[RECORDS TO USE]
☆ ☆ ☆ ☆ ☆ ☆ ☆
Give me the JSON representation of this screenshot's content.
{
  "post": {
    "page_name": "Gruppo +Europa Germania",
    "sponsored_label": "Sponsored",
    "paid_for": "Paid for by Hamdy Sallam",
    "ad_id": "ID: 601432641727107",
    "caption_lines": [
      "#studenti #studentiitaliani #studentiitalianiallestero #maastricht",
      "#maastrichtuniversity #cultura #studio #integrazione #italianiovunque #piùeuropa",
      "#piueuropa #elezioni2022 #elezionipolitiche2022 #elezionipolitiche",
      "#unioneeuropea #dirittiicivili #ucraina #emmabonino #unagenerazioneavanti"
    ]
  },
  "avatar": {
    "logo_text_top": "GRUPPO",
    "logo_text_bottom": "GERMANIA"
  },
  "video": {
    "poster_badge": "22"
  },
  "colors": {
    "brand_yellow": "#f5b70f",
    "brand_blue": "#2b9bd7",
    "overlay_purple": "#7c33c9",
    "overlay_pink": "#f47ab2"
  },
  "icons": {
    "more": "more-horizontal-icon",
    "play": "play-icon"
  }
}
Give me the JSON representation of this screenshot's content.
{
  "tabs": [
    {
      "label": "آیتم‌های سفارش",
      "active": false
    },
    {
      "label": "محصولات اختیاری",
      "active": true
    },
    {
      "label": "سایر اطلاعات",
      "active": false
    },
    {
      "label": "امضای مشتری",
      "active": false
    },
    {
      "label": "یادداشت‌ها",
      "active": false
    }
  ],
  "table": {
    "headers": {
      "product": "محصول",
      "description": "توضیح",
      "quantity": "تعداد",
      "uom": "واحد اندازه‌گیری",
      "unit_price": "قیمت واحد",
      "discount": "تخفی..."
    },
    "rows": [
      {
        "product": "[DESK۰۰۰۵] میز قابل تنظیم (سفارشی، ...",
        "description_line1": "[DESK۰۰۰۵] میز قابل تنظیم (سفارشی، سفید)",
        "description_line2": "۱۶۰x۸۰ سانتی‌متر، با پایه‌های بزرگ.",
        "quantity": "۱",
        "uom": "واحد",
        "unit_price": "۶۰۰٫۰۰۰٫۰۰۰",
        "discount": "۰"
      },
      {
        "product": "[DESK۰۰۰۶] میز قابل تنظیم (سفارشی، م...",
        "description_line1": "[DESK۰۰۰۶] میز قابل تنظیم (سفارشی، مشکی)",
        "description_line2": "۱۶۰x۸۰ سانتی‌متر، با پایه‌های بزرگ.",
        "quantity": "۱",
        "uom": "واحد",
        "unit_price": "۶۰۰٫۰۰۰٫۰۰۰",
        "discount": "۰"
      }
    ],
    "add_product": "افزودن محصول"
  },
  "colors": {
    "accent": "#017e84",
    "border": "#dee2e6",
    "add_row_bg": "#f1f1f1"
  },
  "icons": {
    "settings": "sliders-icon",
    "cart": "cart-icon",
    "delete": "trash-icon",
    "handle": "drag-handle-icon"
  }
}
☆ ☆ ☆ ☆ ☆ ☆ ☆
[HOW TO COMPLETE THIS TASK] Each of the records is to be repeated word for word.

[COMPLETED EXERCISE]
Give me the JSON representation of this screenshot's content.
{
  "post": {
    "page_name": "Gruppo +Europa Germania",
    "sponsored_label": "Sponsored",
    "paid_for": "Paid for by Hamdy Sallam",
    "ad_id": "ID: 601432641727107",
    "caption_lines": [
      "#studenti #studentiitaliani #studentiitalianiallestero #maastricht",
      "#maastrichtuniversity #cultura #studio #integrazione #italianiovunque #piùeuropa",
      "#piueuropa #elezioni2022 #elezionipolitiche2022 #elezionipolitiche",
      "#unioneeuropea #dirittiicivili #ucraina #emmabonino #unagenerazioneavanti"
    ]
  },
  "avatar": {
    "logo_text_top": "GRUPPO",
    "logo_text_bottom": "GERMANIA"
  },
  "video": {
    "poster_badge": "22"
  },
  "colors": {
    "brand_yellow": "#f5b70f",
    "brand_blue": "#2b9bd7",
    "overlay_purple": "#7c33c9",
    "overlay_pink": "#f47ab2"
  },
  "icons": {
    "more": "more-horizontal-icon",
    "play": "play-icon"
  }
}
Give me the JSON representation of this screenshot's content.
{
  "tabs": [
    {
      "label": "آیتم‌های سفارش",
      "active": false
    },
    {
      "label": "محصولات اختیاری",
      "active": true
    },
    {
      "label": "سایر اطلاعات",
      "active": false
    },
    {
      "label": "امضای مشتری",
      "active": false
    },
    {
      "label": "یادداشت‌ها",
      "active": false
    }
  ],
  "table": {
    "headers": {
      "product": "محصول",
      "description": "توضیح",
      "quantity": "تعداد",
      "uom": "واحد اندازه‌گیری",
      "unit_price": "قیمت واحد",
      "discount": "تخفی..."
    },
    "rows": [
      {
        "product": "[DESK۰۰۰۵] میز قابل تنظیم (سفارشی، ...",
        "description_line1": "[DESK۰۰۰۵] میز قابل تنظیم (سفارشی، سفید)",
        "description_line2": "۱۶۰x۸۰ سانتی‌متر، با پایه‌های بزرگ.",
        "quantity": "۱",
        "uom": "واحد",
        "unit_price": "۶۰۰٫۰۰۰٫۰۰۰",
        "discount": "۰"
      },
      {
        "product": "[DESK۰۰۰۶] میز قابل تنظیم (سفارشی، م...",
        "description_line1": "[DESK۰۰۰۶] میز قابل تنظیم (سفارشی، مشکی)",
        "description_line2": "۱۶۰x۸۰ سانتی‌متر، با پایه‌های بزرگ.",
        "quantity": "۱",
        "uom": "واحد",
        "unit_price": "۶۰۰٫۰۰۰٫۰۰۰",
        "discount": "۰"
      }
    ],
    "add_product": "افزودن محصول"
  },
  "colors": {
    "accent": "#017e84",
    "border": "#dee2e6",
    "add_row_bg": "#f1f1f1"
  },
  "icons": {
    "settings": "sliders-icon",
    "cart": "cart-icon",
    "delete": "trash-icon",
    "handle": "drag-handle-icon"
  }
}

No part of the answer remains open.